- **PROBLEM REQUIREMENTS**
Locate all lines in the data below that hold "icon" and show them.

Dataset rows describing interfaces
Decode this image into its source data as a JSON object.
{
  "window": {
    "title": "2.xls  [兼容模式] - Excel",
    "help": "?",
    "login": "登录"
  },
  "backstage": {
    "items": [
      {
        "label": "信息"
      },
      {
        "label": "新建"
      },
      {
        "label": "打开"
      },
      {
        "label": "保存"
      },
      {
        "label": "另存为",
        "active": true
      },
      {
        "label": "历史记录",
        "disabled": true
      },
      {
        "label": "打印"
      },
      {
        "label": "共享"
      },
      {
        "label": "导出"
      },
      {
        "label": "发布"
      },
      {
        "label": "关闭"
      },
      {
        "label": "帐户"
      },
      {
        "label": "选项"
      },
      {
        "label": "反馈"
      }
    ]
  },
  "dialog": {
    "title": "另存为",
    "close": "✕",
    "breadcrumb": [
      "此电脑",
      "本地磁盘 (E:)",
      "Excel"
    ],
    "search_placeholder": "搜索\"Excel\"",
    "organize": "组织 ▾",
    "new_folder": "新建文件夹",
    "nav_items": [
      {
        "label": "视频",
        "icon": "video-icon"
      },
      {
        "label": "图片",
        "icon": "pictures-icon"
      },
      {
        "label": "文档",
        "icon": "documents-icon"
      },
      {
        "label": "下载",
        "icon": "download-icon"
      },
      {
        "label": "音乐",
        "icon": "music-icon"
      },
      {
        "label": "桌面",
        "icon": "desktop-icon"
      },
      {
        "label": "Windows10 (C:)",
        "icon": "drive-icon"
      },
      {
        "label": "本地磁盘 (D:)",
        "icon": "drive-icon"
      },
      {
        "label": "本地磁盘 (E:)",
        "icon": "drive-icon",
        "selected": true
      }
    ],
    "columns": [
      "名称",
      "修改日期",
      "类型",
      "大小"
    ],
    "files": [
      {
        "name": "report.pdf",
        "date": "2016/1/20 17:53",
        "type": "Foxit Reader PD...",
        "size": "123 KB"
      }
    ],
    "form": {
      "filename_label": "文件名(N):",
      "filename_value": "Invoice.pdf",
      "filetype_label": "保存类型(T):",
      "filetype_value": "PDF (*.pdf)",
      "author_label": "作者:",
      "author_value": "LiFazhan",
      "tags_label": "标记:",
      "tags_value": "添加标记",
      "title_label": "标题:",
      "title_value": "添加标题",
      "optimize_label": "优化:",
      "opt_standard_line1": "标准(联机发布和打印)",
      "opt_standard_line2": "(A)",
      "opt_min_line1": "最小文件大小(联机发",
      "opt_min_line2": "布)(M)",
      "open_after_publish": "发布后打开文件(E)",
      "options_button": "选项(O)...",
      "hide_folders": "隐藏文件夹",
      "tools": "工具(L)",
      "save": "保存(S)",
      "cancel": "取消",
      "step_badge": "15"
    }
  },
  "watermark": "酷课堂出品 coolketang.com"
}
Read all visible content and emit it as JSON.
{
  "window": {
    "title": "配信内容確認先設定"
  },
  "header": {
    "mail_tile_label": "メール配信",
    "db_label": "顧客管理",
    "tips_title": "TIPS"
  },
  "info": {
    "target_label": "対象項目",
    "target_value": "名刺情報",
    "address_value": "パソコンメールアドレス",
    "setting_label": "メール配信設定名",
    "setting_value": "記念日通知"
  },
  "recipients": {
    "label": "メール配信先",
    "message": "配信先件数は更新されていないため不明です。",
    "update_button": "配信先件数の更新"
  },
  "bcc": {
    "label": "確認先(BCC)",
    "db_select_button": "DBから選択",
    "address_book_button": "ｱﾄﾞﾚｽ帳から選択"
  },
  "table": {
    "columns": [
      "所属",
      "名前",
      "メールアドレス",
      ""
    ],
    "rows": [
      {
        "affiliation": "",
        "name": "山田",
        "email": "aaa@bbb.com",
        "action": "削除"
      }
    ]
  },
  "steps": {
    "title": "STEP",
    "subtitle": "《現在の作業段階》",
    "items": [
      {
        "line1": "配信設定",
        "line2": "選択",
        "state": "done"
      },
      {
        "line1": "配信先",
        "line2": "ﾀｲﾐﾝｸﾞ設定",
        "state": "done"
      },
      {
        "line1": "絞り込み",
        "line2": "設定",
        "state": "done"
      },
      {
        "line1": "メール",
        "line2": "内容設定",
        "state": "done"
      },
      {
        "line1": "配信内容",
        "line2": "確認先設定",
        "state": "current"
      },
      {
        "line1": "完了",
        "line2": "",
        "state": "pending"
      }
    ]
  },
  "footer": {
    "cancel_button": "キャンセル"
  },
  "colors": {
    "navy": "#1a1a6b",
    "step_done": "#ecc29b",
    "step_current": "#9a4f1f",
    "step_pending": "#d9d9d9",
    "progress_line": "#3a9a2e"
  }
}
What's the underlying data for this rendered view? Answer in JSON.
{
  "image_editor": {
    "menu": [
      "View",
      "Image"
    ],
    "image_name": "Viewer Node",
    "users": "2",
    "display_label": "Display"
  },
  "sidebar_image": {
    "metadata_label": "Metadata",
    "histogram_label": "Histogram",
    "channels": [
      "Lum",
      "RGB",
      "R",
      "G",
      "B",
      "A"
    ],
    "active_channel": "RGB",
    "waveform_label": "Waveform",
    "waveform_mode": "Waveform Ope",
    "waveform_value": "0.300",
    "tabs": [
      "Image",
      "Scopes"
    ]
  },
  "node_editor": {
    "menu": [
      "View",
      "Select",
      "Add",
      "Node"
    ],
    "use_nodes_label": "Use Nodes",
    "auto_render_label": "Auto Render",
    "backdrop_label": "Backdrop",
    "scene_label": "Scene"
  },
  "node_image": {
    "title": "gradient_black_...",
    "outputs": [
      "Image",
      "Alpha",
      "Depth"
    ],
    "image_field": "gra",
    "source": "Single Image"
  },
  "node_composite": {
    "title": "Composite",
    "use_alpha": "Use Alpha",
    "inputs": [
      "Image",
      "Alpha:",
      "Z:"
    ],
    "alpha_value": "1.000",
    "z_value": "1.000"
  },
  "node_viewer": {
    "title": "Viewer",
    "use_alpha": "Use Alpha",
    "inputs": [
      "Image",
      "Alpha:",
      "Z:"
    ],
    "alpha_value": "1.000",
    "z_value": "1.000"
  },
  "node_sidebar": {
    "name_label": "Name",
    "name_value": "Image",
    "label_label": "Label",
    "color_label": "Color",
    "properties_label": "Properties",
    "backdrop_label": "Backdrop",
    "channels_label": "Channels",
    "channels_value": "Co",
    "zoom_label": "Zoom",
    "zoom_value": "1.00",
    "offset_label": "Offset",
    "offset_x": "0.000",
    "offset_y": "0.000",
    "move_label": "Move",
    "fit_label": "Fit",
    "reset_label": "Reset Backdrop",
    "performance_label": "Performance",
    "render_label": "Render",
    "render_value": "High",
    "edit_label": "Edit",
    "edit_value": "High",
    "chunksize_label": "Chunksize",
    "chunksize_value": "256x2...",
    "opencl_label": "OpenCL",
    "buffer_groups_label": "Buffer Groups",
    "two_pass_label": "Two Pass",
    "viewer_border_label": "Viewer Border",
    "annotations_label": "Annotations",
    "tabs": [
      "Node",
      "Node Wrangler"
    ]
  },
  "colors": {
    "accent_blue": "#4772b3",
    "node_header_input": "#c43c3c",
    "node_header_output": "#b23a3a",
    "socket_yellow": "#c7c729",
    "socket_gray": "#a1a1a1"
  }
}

- **ANSWER TO THIS PROBLEM**
        "icon": "video-icon"
        "icon": "pictures-icon"
        "icon": "documents-icon"
        "icon": "download-icon"
        "icon": "music-icon"
        "icon": "desktop-icon"
        "icon": "drive-icon"
        "icon": "drive-icon"
        "icon": "drive-icon",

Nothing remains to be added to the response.